Direct and indirect layer manufacturing process
According to Science News and John Canning who led the research team from the University of Technology in Sydney, “Making silica optical fiber involves the labor-intensive process of spinning tubes on a lathe, which requires the fiber’s core or cores to be precisely centered. With additive manufacturing, there’s no need for the fiber geometry to be centered. This removes one of the greatest limitations in fiber design and greatly reduces the cost of fiber manufacturing.
Additive manufacturing approaches such as 3D printing are well suited to change the entire approach to fiber design and purpose. This could, for example, broaden the applications of fiber optic sensors, which far outperform electronic equivalents in terms of longevity, calibration and maintenance but haven’t been widely deployed due to their expensive fabrication.”
Physna: Compare thousands of 3D models in seconds,
According to Physna’s CEO Paul Powers and Glenn Warner, “Through revolutionary artificial intelligence, Physna uses advanced algorithms to dissect and analyze 3D objects in the blink of an eye.
Many companies have collectively spent billions of dollars on this problem. The reason that Physna is the first to actually fix it is that we used a fundamentally different type of technology.

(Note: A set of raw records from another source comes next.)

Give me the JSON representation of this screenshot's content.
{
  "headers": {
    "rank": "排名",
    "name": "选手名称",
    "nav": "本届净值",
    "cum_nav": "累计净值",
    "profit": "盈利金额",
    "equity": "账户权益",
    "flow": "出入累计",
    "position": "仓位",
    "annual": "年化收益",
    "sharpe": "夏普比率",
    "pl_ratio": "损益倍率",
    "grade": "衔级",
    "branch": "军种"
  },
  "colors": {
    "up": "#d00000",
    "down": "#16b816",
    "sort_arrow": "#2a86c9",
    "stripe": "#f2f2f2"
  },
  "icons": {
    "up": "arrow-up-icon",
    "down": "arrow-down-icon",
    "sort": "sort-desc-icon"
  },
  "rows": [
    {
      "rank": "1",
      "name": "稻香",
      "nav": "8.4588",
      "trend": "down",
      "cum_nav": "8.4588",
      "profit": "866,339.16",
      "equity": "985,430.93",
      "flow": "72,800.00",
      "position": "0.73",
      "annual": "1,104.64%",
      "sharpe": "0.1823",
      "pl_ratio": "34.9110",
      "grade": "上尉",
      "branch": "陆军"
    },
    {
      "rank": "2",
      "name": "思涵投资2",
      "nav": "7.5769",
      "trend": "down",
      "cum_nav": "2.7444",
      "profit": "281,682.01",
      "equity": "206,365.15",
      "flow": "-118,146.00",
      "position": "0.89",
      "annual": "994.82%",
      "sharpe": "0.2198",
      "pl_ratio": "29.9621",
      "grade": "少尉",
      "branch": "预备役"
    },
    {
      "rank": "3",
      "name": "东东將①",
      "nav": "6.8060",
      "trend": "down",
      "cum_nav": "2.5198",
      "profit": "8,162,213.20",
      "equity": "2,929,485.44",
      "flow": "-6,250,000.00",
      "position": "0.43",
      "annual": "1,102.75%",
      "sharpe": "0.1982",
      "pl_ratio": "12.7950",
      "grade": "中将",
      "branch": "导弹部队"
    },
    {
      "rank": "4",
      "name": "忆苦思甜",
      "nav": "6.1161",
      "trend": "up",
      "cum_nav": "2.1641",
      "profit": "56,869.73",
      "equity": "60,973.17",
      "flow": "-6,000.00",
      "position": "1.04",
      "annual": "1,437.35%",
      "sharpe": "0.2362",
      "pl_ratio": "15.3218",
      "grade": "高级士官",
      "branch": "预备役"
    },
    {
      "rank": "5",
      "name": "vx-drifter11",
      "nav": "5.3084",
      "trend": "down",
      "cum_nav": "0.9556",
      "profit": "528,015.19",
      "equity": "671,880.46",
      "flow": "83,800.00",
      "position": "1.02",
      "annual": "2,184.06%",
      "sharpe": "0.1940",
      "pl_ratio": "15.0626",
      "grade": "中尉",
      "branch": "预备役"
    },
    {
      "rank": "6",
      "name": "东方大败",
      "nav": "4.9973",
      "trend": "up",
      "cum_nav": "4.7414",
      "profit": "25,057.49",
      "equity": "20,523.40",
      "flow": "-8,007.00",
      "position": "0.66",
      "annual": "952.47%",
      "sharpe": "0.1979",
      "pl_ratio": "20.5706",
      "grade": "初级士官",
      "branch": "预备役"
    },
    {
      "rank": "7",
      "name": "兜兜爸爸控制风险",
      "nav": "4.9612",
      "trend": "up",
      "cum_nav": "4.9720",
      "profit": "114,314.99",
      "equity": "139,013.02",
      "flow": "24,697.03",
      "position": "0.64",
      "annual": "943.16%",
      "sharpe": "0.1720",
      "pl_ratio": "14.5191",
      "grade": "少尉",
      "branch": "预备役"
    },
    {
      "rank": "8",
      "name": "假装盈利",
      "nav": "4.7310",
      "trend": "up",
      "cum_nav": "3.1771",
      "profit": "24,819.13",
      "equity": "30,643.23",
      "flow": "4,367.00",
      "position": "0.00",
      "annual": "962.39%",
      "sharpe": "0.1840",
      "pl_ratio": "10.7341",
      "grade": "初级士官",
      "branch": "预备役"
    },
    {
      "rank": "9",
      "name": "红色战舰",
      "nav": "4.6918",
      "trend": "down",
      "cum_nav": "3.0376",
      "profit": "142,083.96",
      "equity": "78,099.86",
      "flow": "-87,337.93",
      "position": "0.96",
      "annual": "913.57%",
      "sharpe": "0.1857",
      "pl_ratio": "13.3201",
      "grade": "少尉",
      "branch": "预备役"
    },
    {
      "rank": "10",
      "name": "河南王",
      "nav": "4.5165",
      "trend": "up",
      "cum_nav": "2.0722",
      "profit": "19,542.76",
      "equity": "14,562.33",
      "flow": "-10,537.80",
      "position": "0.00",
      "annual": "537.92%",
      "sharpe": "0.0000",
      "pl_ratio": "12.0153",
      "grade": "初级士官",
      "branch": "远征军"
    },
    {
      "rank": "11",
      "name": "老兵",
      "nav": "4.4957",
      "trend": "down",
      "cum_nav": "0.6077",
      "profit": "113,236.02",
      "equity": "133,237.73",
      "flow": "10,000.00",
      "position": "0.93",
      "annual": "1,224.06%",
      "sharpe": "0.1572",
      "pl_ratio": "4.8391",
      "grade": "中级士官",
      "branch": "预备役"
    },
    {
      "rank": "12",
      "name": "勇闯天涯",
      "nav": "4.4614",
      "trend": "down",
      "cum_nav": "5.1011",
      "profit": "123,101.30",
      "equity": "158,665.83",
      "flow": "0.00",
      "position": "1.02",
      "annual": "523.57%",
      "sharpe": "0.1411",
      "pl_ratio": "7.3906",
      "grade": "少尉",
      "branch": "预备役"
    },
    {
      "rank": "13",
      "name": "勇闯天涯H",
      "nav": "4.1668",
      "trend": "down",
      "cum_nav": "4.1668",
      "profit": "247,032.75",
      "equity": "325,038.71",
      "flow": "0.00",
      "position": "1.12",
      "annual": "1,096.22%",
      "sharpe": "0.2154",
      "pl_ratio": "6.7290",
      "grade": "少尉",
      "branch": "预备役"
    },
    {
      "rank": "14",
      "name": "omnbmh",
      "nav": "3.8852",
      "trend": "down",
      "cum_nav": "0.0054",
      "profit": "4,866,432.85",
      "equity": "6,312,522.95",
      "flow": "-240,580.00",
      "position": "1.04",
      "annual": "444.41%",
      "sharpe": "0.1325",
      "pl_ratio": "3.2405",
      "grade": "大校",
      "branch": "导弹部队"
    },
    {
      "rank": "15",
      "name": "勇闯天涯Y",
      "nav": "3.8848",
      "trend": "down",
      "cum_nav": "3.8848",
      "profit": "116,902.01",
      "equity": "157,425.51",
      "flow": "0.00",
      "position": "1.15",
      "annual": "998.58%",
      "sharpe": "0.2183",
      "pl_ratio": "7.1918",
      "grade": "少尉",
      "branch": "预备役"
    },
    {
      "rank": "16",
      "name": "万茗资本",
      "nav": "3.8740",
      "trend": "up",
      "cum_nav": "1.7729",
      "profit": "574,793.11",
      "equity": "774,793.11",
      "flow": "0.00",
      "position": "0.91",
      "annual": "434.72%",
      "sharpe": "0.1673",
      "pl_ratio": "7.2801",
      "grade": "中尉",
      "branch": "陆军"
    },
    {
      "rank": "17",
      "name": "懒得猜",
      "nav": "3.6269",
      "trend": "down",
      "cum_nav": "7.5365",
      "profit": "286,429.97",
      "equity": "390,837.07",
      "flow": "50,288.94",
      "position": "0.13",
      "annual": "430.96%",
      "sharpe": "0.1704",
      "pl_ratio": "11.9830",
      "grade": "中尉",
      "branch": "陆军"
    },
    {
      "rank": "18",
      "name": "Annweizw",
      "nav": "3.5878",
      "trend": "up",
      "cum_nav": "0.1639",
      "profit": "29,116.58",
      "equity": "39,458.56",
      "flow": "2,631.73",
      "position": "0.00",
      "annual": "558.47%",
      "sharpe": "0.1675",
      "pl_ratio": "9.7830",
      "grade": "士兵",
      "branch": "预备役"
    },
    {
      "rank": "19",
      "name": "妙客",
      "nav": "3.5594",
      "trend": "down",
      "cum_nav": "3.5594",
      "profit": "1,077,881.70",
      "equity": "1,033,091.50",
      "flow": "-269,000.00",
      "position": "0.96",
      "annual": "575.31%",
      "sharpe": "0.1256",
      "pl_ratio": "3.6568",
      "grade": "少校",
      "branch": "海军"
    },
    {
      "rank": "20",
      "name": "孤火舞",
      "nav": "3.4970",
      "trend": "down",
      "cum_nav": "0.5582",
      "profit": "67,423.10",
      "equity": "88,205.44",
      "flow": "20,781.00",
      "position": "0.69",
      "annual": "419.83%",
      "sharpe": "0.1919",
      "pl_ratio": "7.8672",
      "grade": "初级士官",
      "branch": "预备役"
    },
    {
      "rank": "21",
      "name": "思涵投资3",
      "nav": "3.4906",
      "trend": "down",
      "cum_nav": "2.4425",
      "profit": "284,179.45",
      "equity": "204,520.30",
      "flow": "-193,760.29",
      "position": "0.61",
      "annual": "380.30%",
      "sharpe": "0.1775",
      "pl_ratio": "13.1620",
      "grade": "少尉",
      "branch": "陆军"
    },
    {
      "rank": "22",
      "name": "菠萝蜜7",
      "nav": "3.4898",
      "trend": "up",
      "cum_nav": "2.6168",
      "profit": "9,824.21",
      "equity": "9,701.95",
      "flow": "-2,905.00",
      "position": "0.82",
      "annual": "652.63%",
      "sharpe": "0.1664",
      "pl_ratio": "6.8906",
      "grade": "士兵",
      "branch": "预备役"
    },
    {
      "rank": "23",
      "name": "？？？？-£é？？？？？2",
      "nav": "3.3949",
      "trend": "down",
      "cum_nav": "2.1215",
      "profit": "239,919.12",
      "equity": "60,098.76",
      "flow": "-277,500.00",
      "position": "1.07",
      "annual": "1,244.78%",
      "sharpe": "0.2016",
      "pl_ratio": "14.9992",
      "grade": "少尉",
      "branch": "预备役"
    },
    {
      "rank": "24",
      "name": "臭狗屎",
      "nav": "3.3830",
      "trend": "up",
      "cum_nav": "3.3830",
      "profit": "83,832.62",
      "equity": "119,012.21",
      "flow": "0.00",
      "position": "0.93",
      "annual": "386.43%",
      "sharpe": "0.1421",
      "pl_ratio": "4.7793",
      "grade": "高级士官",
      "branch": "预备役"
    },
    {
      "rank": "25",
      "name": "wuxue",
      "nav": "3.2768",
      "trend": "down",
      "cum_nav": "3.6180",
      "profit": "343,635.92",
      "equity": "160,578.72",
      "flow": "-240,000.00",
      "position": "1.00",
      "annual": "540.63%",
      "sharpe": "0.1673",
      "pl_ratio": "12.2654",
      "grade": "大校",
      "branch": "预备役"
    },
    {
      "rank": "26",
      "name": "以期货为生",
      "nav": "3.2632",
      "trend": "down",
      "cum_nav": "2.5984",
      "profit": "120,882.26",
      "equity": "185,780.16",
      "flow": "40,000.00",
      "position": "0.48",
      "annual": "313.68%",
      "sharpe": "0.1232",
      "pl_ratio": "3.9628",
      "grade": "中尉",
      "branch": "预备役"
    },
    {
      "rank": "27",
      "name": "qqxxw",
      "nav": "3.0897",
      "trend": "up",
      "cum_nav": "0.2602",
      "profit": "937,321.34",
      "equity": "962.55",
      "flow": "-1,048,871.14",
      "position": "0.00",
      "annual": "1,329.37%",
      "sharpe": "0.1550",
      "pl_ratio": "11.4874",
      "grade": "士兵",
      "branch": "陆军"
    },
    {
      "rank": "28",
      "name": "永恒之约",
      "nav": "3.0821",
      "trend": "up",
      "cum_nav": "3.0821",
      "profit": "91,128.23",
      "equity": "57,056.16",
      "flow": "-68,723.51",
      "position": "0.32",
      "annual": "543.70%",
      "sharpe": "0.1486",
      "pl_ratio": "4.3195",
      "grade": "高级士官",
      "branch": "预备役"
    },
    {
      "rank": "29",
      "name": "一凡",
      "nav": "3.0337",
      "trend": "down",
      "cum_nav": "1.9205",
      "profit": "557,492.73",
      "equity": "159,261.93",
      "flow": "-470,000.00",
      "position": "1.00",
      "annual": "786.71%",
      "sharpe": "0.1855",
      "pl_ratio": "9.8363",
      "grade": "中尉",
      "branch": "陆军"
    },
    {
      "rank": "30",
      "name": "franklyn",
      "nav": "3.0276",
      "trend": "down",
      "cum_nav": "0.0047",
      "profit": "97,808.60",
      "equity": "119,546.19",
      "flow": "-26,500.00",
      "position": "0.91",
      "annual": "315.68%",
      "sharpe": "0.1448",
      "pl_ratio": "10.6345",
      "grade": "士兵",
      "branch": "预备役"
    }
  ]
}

Compare your IP with others in seconds, ensuring that you’re using the correct models and nobody else is using your designs. Promptly determine if a 3D object matches your standards, allowing you to get to market quicker. Find any 3D object in seconds, old or new, helping to keep department and operation costs to a minimum. Compare any two models instantly and see exactly how much they match with total accuracy and reliability. We call those facets. Everything in nature can be broken down into triangles. We basically analyze the relationship of facets to each other and to the surrounding environment.”